■ Information given:

· · ·

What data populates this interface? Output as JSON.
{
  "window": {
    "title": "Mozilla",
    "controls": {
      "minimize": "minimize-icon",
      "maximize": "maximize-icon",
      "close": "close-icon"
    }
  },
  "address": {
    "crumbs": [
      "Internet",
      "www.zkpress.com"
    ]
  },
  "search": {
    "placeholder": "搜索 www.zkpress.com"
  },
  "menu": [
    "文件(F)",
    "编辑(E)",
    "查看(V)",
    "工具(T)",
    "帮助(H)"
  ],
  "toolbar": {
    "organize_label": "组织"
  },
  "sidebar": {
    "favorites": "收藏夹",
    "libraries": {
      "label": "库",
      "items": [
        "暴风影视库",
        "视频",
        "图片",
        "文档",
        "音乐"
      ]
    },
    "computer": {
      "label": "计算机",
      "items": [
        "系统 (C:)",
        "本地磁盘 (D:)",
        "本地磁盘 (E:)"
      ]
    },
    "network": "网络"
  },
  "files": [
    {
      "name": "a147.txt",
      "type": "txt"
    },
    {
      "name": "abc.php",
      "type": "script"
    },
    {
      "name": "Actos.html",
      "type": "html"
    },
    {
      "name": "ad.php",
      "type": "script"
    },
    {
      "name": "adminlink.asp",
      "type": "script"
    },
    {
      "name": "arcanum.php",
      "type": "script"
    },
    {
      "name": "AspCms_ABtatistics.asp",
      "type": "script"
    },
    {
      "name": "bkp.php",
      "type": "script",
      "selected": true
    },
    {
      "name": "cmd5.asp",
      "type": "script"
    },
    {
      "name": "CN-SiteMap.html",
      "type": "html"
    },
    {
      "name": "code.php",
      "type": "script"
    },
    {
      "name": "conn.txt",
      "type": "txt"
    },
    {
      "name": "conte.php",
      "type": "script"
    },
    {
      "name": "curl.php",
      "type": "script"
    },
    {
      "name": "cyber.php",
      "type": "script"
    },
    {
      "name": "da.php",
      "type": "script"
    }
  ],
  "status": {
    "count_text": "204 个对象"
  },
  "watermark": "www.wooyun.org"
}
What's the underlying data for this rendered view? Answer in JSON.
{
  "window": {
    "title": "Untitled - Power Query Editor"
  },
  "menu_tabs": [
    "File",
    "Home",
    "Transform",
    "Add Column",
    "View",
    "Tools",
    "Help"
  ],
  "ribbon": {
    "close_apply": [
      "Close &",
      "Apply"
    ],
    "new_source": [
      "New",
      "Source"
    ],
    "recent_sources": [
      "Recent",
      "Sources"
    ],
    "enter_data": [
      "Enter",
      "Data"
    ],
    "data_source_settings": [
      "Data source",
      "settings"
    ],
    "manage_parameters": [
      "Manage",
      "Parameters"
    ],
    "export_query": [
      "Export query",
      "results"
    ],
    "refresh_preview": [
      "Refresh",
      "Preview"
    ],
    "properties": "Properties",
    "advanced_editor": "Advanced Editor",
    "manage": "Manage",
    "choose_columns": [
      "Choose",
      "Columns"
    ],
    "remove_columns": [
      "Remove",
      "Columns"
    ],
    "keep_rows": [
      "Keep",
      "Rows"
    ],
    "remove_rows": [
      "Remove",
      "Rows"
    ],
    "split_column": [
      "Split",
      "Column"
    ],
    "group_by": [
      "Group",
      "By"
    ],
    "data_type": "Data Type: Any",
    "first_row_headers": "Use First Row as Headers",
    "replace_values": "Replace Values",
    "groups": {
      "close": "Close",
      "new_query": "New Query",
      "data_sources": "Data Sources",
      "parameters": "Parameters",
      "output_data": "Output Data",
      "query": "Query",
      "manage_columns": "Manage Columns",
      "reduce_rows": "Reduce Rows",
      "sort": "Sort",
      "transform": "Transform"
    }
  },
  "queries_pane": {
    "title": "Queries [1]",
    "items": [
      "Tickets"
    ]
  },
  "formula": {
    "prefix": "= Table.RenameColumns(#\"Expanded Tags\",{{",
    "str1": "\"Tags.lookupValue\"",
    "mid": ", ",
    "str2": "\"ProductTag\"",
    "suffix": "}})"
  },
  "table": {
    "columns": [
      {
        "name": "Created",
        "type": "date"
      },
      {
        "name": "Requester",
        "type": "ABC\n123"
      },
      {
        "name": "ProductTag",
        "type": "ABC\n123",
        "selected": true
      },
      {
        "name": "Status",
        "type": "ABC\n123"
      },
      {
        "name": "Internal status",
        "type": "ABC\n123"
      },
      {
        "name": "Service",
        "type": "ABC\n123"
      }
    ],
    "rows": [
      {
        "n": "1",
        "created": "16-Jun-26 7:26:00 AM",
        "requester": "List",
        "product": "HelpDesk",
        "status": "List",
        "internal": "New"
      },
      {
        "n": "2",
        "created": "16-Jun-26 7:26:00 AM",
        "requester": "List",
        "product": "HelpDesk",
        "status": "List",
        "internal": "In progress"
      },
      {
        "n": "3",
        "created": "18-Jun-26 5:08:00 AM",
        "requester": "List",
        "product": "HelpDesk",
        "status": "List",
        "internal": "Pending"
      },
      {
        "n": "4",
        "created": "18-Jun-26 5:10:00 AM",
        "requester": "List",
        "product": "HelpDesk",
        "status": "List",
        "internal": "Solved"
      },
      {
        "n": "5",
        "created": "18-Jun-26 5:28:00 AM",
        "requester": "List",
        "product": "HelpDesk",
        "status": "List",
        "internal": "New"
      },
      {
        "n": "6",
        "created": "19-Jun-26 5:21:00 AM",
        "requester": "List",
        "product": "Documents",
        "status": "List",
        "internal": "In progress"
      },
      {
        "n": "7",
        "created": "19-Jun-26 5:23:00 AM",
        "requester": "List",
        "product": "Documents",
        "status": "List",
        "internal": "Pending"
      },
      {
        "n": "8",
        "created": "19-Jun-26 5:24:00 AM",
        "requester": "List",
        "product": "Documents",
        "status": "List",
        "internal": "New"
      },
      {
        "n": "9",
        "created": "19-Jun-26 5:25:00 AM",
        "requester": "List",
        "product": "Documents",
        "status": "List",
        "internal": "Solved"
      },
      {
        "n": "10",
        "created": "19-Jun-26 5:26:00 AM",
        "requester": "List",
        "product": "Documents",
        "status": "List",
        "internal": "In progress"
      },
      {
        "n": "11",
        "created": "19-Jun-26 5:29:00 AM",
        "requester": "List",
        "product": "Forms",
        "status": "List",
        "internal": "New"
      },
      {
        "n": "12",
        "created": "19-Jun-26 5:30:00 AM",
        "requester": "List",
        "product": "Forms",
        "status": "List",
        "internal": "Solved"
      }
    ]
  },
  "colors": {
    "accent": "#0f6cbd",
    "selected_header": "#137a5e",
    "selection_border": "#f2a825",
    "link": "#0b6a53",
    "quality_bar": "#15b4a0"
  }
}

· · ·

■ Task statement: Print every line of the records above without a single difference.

■ Expected answer:
What data populates this interface? Output as JSON.
{
  "window": {
    "title": "Mozilla",
    "controls": {
      "minimize": "minimize-icon",
      "maximize": "maximize-icon",
      "close": "close-icon"
    }
  },
  "address": {
    "crumbs": [
      "Internet",
      "www.zkpress.com"
    ]
  },
  "search": {
    "placeholder": "搜索 www.zkpress.com"
  },
  "menu": [
    "文件(F)",
    "编辑(E)",
    "查看(V)",
    "工具(T)",
    "帮助(H)"
  ],
  "toolbar": {
    "organize_label": "组织"
  },
  "sidebar": {
    "favorites": "收藏夹",
    "libraries": {
      "label": "库",
      "items": [
        "暴风影视库",
        "视频",
        "图片",
        "文档",
        "音乐"
      ]
    },
    "computer": {
      "label": "计算机",
      "items": [
        "系统 (C:)",
        "本地磁盘 (D:)",
        "本地磁盘 (E:)"
      ]
    },
    "network": "网络"
  },
  "files": [
    {
      "name": "a147.txt",
      "type": "txt"
    },
    {
      "name": "abc.php",
      "type": "script"
    },
    {
      "name": "Actos.html",
      "type": "html"
    },
    {
      "name": "ad.php",
      "type": "script"
    },
    {
      "name": "adminlink.asp",
      "type": "script"
    },
    {
      "name": "arcanum.php",
      "type": "script"
    },
    {
      "name": "AspCms_ABtatistics.asp",
      "type": "script"
    },
    {
      "name": "bkp.php",
      "type": "script",
      "selected": true
    },
    {
      "name": "cmd5.asp",
      "type": "script"
    },
    {
      "name": "CN-SiteMap.html",
      "type": "html"
    },
    {
      "name": "code.php",
      "type": "script"
    },
    {
      "name": "conn.txt",
      "type": "txt"
    },
    {
      "name": "conte.php",
      "type": "script"
    },
    {
      "name": "curl.php",
      "type": "script"
    },
    {
      "name": "cyber.php",
      "type": "script"
    },
    {
      "name": "da.php",
      "type": "script"
    }
  ],
  "status": {
    "count_text": "204 个对象"
  },
  "watermark": "www.wooyun.org"
}
What's the underlying data for this rendered view? Answer in JSON.
{
  "window": {
    "title": "Untitled - Power Query Editor"
  },
  "menu_tabs": [
    "File",
    "Home",
    "Transform",
    "Add Column",
    "View",
    "Tools",
    "Help"
  ],
  "ribbon": {
    "close_apply": [
      "Close &",
      "Apply"
    ],
    "new_source": [
      "New",
      "Source"
    ],
    "recent_sources": [
      "Recent",
      "Sources"
    ],
    "enter_data": [
      "Enter",
      "Data"
    ],
    "data_source_settings": [
      "Data source",
      "settings"
    ],
    "manage_parameters": [
      "Manage",
      "Parameters"
    ],
    "export_query": [
      "Export query",
      "results"
    ],
    "refresh_preview": [
      "Refresh",
      "Preview"
    ],
    "properties": "Properties",
    "advanced_editor": "Advanced Editor",
    "manage": "Manage",
    "choose_columns": [
      "Choose",
      "Columns"
    ],
    "remove_columns": [
      "Remove",
      "Columns"
    ],
    "keep_rows": [
      "Keep",
      "Rows"
    ],
    "remove_rows": [
      "Remove",
      "Rows"
    ],
    "split_column": [
      "Split",
      "Column"
    ],
    "group_by": [
      "Group",
      "By"
    ],
    "data_type": "Data Type: Any",
    "first_row_headers": "Use First Row as Headers",
    "replace_values": "Replace Values",
    "groups": {
      "close": "Close",
      "new_query": "New Query",
      "data_sources": "Data Sources",
      "parameters": "Parameters",
      "output_data": "Output Data",
      "query": "Query",
      "manage_columns": "Manage Columns",
      "reduce_rows": "Reduce Rows",
      "sort": "Sort",
      "transform": "Transform"
    }
  },
  "queries_pane": {
    "title": "Queries [1]",
    "items": [
      "Tickets"
    ]
  },
  "formula": {
    "prefix": "= Table.RenameColumns(#\"Expanded Tags\",{{",
    "str1": "\"Tags.lookupValue\"",
    "mid": ", ",
    "str2": "\"ProductTag\"",
    "suffix": "}})"
  },
  "table": {
    "columns": [
      {
        "name": "Created",
        "type": "date"
      },
      {
        "name": "Requester",
        "type": "ABC\n123"
      },
      {
        "name": "ProductTag",
        "type": "ABC\n123",
        "selected": true
      },
      {
        "name": "Status",
        "type": "ABC\n123"
      },
      {
        "name": "Internal status",
        "type": "ABC\n123"
      },
      {
        "name": "Service",
        "type": "ABC\n123"
      }
    ],
    "rows": [
      {
        "n": "1",
        "created": "16-Jun-26 7:26:00 AM",
        "requester": "List",
        "product": "HelpDesk",
        "status": "List",
        "internal": "New"
      },
      {
        "n": "2",
        "created": "16-Jun-26 7:26:00 AM",
        "requester": "List",
        "product": "HelpDesk",
        "status": "List",
        "internal": "In progress"
      },
      {
        "n": "3",
        "created": "18-Jun-26 5:08:00 AM",
        "requester": "List",
        "product": "HelpDesk",
        "status": "List",
        "internal": "Pending"
      },
      {
        "n": "4",
        "created": "18-Jun-26 5:10:00 AM",
        "requester": "List",
        "product": "HelpDesk",
        "status": "List",
        "internal": "Solved"
      },
      {
        "n": "5",
        "created": "18-Jun-26 5:28:00 AM",
        "requester": "List",
        "product": "HelpDesk",
        "status": "List",
        "internal": "New"
      },
      {
        "n": "6",
        "created": "19-Jun-26 5:21:00 AM",
        "requester": "List",
        "product": "Documents",
        "status": "List",
        "internal": "In progress"
      },
      {
        "n": "7",
        "created": "19-Jun-26 5:23:00 AM",
        "requester": "List",
        "product": "Documents",
        "status": "List",
        "internal": "Pending"
      },
      {
        "n": "8",
        "created": "19-Jun-26 5:24:00 AM",
        "requester": "List",
        "product": "Documents",
        "status": "List",
        "internal": "New"
      },
      {
        "n": "9",
        "created": "19-Jun-26 5:25:00 AM",
        "requester": "List",
        "product": "Documents",
        "status": "List",
        "internal": "Solved"
      },
      {
        "n": "10",
        "created": "19-Jun-26 5:26:00 AM",
        "requester": "List",
        "product": "Documents",
        "status": "List",
        "internal": "In progress"
      },
      {
        "n": "11",
        "created": "19-Jun-26 5:29:00 AM",
        "requester": "List",
        "product": "Forms",
        "status": "List",
        "internal": "New"
      },
      {
        "n": "12",
        "created": "19-Jun-26 5:30:00 AM",
        "requester": "List",
        "product": "Forms",
        "status": "List",
        "internal": "Solved"
      }
    ]
  },
  "colors": {
    "accent": "#0f6cbd",
    "selected_header": "#137a5e",
    "selection_border": "#f2a825",
    "link": "#0b6a53",
    "quality_bar": "#15b4a0"
  }
}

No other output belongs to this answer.